Texas lawmakers have provided a first glimpse at proposed congressional district maps. For the first time in decades, those maps won’t require federal approval before becoming official.
The maps were highly anticipated by Texans curious about the future of state politics. But political observers across the country have also been waiting, in part, because Texas gained two seats in the U.S. House of Representatives after the last census count. The new districts will help determine who ends up filling those seats.
Listen to the interview with Abby Livingston, Washington Bureau Chief for The Texas Tribune, in the audio player above, or read the transcript below, to learn about how Texas lawmakers and others are responding to the first drafts of these maps.
This transcript has been edited lightly for clarity:
Texas Standard: Five states are gaining a House seat, Texas is gaining two. Let’s start with those two new Texas House seats: what did the proposed maps reveal?
Abby Livingston: It looks like they’re going to split between the parties. One is sort of an arc of history: About 18 years ago, Republican mapmakers sought to dismantle Austin and dilute the liberal vote there. And that began to backfire against them at the end of this past decade in that those even potent slivers of Austin were posing a threat to some of these Republicans. And so there is now a central Austin district that somewhat resembles what Congressman Lloyd Doggett used to represent before they dismantled it, and as Austinites of the old school will call it, the JJ Pickle District. And then the other district is in northwest Houston, and that will most likely go to a Republican.
What are Democrats saying about these first drafts?
Well, there’s clear unhappiness about the fact that the population growth has been fueled in one direction and Republicans did not appear to reflect that in their drawing. But on the flip side, there is enormous relief; I can’t even underscore that enough in Washington. And that is because the question before Republicans for the next decade was, did they want to come through Texas and really gerrymander things in a way that could help them pick up many more seats? Or do they want to play it safe and do everything they can to bolster Republican incumbents so that they don’t end up in a situation like 2018, 2020, where Democrats were challenging, all over the state, Republican seats. Additionally, two Democratic incumbents, Collin Allred of Dallas and Lizzie Pannill Fletcher of Houston, they basically got good districts for themselves. They’re very electable in these districts, and they will never have a difficult general election campaign in these places. But they could have primary campaigns. So it’s a strange mixture of anger and relief.

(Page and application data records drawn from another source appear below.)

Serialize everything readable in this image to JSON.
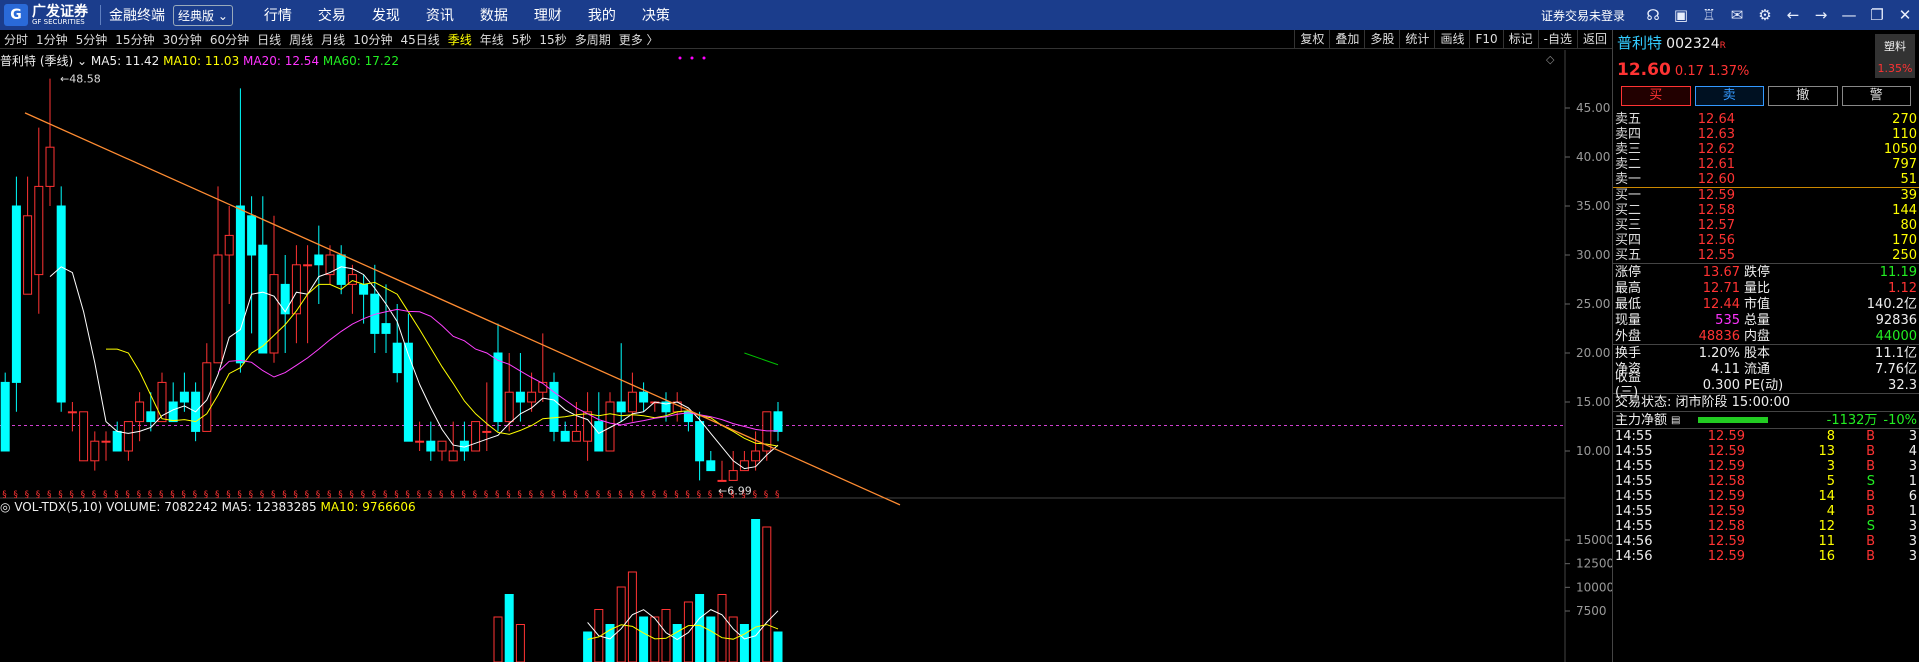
{
  "titlebar": {
    "logo_text": "广发证券",
    "logo_sub": "GF SECURITIES",
    "app_name": "金融终端",
    "edition": "经典版",
    "menu": [
      "行情",
      "交易",
      "发现",
      "资讯",
      "数据",
      "理财",
      "我的",
      "决策"
    ],
    "login_status": "证券交易未登录"
  },
  "periods": [
    "分时",
    "1分钟",
    "5分钟",
    "15分钟",
    "30分钟",
    "60分钟",
    "日线",
    "周线",
    "月线",
    "10分钟",
    "45日线",
    "季线",
    "年线",
    "5秒",
    "15秒",
    "多周期",
    "更多 〉"
  ],
  "active_period": "季线",
  "right_tools": [
    "复权",
    "叠加",
    "多股",
    "统计",
    "画线",
    "F10",
    "标记",
    "-自选",
    "返回"
  ],
  "legend": {
    "name": "普利特 (季线)",
    "ma5": "MA5: 11.42",
    "ma10": "MA10: 11.03",
    "ma20": "MA20: 12.54",
    "ma60": "MA60: 17.22"
  },
  "vol_legend": {
    "name": "VOL-TDX(5,10)",
    "volume": "VOLUME: 7082242",
    "ma5": "MA5: 12383285",
    "ma10": "MA10: 9766606"
  },
  "high_label": "48.58",
  "low_label": "6.99",
  "price_axis": [
    "45.00",
    "40.00",
    "35.00",
    "30.00",
    "25.00",
    "20.00",
    "15.00",
    "10.00"
  ],
  "vol_axis": [
    "15000",
    "12500",
    "10000",
    "7500"
  ],
  "stock": {
    "name": "普利特",
    "code": "002324",
    "r_tag": "R",
    "sector": "塑料",
    "sector_chg": "1.35%",
    "price": "12.60",
    "change": "0.17",
    "pct": "1.37%"
  },
  "trade_buttons": [
    "买",
    "卖",
    "撤",
    "警"
  ],
  "asks": [
    {
      "label": "卖五",
      "price": "12.64",
      "vol": "270"
    },
    {
      "label": "卖四",
      "price": "12.63",
      "vol": "110"
    },
    {
      "label": "卖三",
      "price": "12.62",
      "vol": "1050"
    },
    {
      "label": "卖二",
      "price": "12.61",
      "vol": "797"
    },
    {
      "label": "卖一",
      "price": "12.60",
      "vol": "51"
    }
  ],
  "bids": [
    {
      "label": "买一",
      "price": "12.59",
      "vol": "39"
    },
    {
      "label": "买二",
      "price": "12.58",
      "vol": "144"
    },
    {
      "label": "买三",
      "price": "12.57",
      "vol": "80"
    },
    {
      "label": "买四",
      "price": "12.56",
      "vol": "170"
    },
    {
      "label": "买五",
      "price": "12.55",
      "vol": "250"
    }
  ],
  "stats": [
    {
      "l1": "涨停",
      "v1": "13.67",
      "l2": "跌停",
      "v2": "11.19"
    },
    {
      "l1": "最高",
      "v1": "12.71",
      "l2": "量比",
      "v2": "1.12"
    },
    {
      "l1": "最低",
      "v1": "12.44",
      "l2": "市值",
      "v2": "140.2亿"
    },
    {
      "l1": "现量",
      "v1": "535",
      "l2": "总量",
      "v2": "92836"
    },
    {
      "l1": "外盘",
      "v1": "48836",
      "l2": "内盘",
      "v2": "44000"
    }
  ],
  "stats2": [
    {
      "l1": "换手",
      "v1": "1.20%",
      "l2": "股本",
      "v2": "11.1亿"
    },
    {
      "l1": "净资",
      "v1": "4.11",
      "l2": "流通",
      "v2": "7.76亿"
    },
    {
      "l1": "收益(三)",
      "v1": "0.300",
      "l2": "PE(动)",
      "v2": "32.3"
    }
  ],
  "trade_status": "交易状态: 闭市阶段 15:00:00",
  "main_flow": {
    "label": "主力净额",
    "value": "-1132万",
    "pct": "-10%"
  },
  "ticks": [
    {
      "t": "14:55",
      "p": "12.59",
      "v": "8",
      "d": "B",
      "n": "3"
    },
    {
      "t": "14:55",
      "p": "12.59",
      "v": "13",
      "d": "B",
      "n": "4"
    },
    {
      "t": "14:55",
      "p": "12.59",
      "v": "3",
      "d": "B",
      "n": "3"
    },
    {
      "t": "14:55",
      "p": "12.58",
      "v": "5",
      "d": "S",
      "n": "1"
    },
    {
      "t": "14:55",
      "p": "12.59",
      "v": "14",
      "d": "B",
      "n": "6"
    },
    {
      "t": "14:55",
      "p": "12.59",
      "v": "4",
      "d": "B",
      "n": "1"
    },
    {
      "t": "14:55",
      "p": "12.58",
      "v": "12",
      "d": "S",
      "n": "3"
    },
    {
      "t": "14:56",
      "p": "12.59",
      "v": "11",
      "d": "B",
      "n": "3"
    },
    {
      "t": "14:56",
      "p": "12.59",
      "v": "16",
      "d": "B",
      "n": "3"
    }
  ],
  "candles": [
    [
      11,
      17,
      10,
      18,
      10
    ],
    [
      12,
      35,
      17,
      38,
      14
    ],
    [
      13,
      26,
      34,
      38,
      26
    ],
    [
      14,
      28,
      37,
      43,
      24
    ],
    [
      15,
      37,
      41,
      48,
      35
    ],
    [
      16,
      35,
      15,
      37,
      14
    ],
    [
      17,
      14,
      14,
      15,
      12
    ],
    [
      18,
      9,
      14,
      14,
      9
    ],
    [
      19,
      9,
      11,
      12,
      8
    ],
    [
      20,
      11,
      11,
      12,
      9
    ],
    [
      21,
      12,
      10,
      13,
      10
    ],
    [
      22,
      10,
      13,
      13,
      9
    ],
    [
      23,
      13,
      15,
      16,
      11
    ],
    [
      24,
      14,
      13,
      16,
      12
    ],
    [
      25,
      13,
      17,
      18,
      13
    ],
    [
      26,
      15,
      13,
      17,
      13
    ],
    [
      27,
      16,
      15,
      18,
      14
    ],
    [
      28,
      16,
      12,
      17,
      11
    ],
    [
      29,
      12,
      19,
      21,
      12
    ],
    [
      30,
      19,
      30,
      37,
      19
    ],
    [
      31,
      30,
      32,
      35,
      25
    ],
    [
      32,
      35,
      19,
      47,
      18
    ],
    [
      33,
      34,
      30,
      36,
      22
    ],
    [
      34,
      31,
      20,
      36,
      20
    ],
    [
      35,
      20,
      28,
      34,
      19
    ],
    [
      36,
      27,
      24,
      30,
      20
    ],
    [
      37,
      24,
      29,
      31,
      21
    ],
    [
      38,
      29,
      29,
      31,
      21
    ],
    [
      39,
      30,
      29,
      33,
      25
    ],
    [
      40,
      28,
      30,
      31,
      27
    ],
    [
      41,
      30,
      27,
      31,
      26
    ],
    [
      42,
      27,
      28,
      29,
      24
    ],
    [
      43,
      27,
      26,
      28,
      23
    ],
    [
      44,
      26,
      22,
      29,
      20
    ],
    [
      45,
      23,
      22,
      27,
      20
    ],
    [
      46,
      21,
      18,
      25,
      17
    ],
    [
      47,
      21,
      11,
      24,
      11
    ],
    [
      48,
      11,
      11,
      13,
      10
    ],
    [
      49,
      11,
      10,
      13,
      9
    ],
    [
      50,
      10,
      11,
      11,
      9
    ],
    [
      51,
      9,
      10,
      13,
      10
    ],
    [
      52,
      11,
      10,
      13,
      9
    ],
    [
      53,
      10,
      13,
      13,
      11
    ],
    [
      54,
      12,
      12,
      17,
      10
    ],
    [
      55,
      20,
      13,
      23,
      12
    ],
    [
      56,
      13,
      16,
      20,
      12
    ],
    [
      57,
      16,
      15,
      20,
      13
    ],
    [
      58,
      15,
      16,
      18,
      14
    ],
    [
      59,
      16,
      17,
      22,
      15
    ],
    [
      60,
      17,
      12,
      18,
      11
    ],
    [
      61,
      12,
      11,
      13,
      11
    ],
    [
      62,
      11,
      12,
      15,
      11
    ],
    [
      63,
      11,
      14,
      16,
      9
    ],
    [
      64,
      13,
      10,
      16,
      10
    ],
    [
      65,
      10,
      15,
      16,
      10
    ],
    [
      66,
      15,
      14,
      21,
      13
    ],
    [
      67,
      14,
      16,
      18,
      13
    ],
    [
      68,
      16,
      15,
      17,
      14
    ],
    [
      69,
      15,
      15,
      15,
      14
    ],
    [
      70,
      15,
      14,
      16,
      13
    ],
    [
      71,
      14,
      15,
      16,
      13
    ],
    [
      72,
      14,
      13,
      14,
      12
    ],
    [
      73,
      13,
      9,
      14,
      7
    ],
    [
      74,
      9,
      8,
      10,
      8
    ],
    [
      75,
      7,
      7,
      9,
      7
    ],
    [
      76,
      7,
      8,
      10,
      7
    ],
    [
      77,
      8,
      9,
      10,
      8
    ],
    [
      78,
      9,
      10,
      12,
      8
    ],
    [
      79,
      10,
      14,
      14,
      9
    ],
    [
      80,
      14,
      12,
      15,
      11
    ]
  ],
  "ma_lines": {
    "ma5": "white",
    "ma10": "yellow",
    "ma20": "magenta",
    "ma60": "#00c000"
  },
  "volumes": [
    [
      55,
      0.3,
      1
    ],
    [
      56,
      0.45,
      0
    ],
    [
      57,
      0.25,
      1
    ],
    [
      63,
      0.2,
      0
    ],
    [
      64,
      0.35,
      1
    ],
    [
      65,
      0.25,
      0
    ],
    [
      66,
      0.5,
      1
    ],
    [
      67,
      0.6,
      1
    ],
    [
      68,
      0.3,
      0
    ],
    [
      69,
      0.3,
      1
    ],
    [
      70,
      0.35,
      1
    ],
    [
      71,
      0.25,
      0
    ],
    [
      72,
      0.4,
      1
    ],
    [
      73,
      0.45,
      0
    ],
    [
      74,
      0.3,
      0
    ],
    [
      75,
      0.45,
      1
    ],
    [
      76,
      0.3,
      1
    ],
    [
      77,
      0.25,
      0
    ],
    [
      78,
      0.95,
      0
    ],
    [
      79,
      0.9,
      1
    ],
    [
      80,
      0.2,
      0
    ]
  ]
}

Politico noted those new, deep-blue districts in Austin, Dallas and Houston, but said this reflects a realization that the Texas GOP has nearly maxed out its gains in Texas. Is that how you read it?
I think the read I got at the end of last week was there were some skittish incumbents. And the way the maps work – this is de facto; this is not the law – but the Texas Republican delegation effectively approves the map and then sends the signal to the Legislature [that] they’re good with it. And the incumbents were happy with this. And so, what I took from it was it’s a fairly existential fear because they want to shore up their own seats and get reelected. And they didn’t go for the aggressive move of going for the majority. And as everyone knows, being in the majority is a lot more fun in Washington than being in the minority. So I think there are complaints all around; they’re very valid, but it could have been a lot worse for Democrats.
Typically, we’ve seen fights over these maps. What does that tell you about the future of this first draft?
I think this is very likely to become law. I think that they saw avenues to avoid litigation. None of these incumbents on the Republican side, but on the Democratic side, too, wants a delayed primary because that extension of time, if the primaries move from March to, say, May, that gives challengers more time to launch challenges to incumbents. So I anticipate this map will become law. And even though it sort of dropped spontaneously, my reporting was that this has been in the works for a very long time.
Do you expect legal challenges to the maps?
I think that will likely be inevitable, and that happens every time in Texas, and we’re used to it. I think Republicans have stronger legal ground in the past because of what you discussed: the gutting of the Voting Rights Act. So I think the central question going forward is, does this map stand, and two, what does this do to affect the primary date?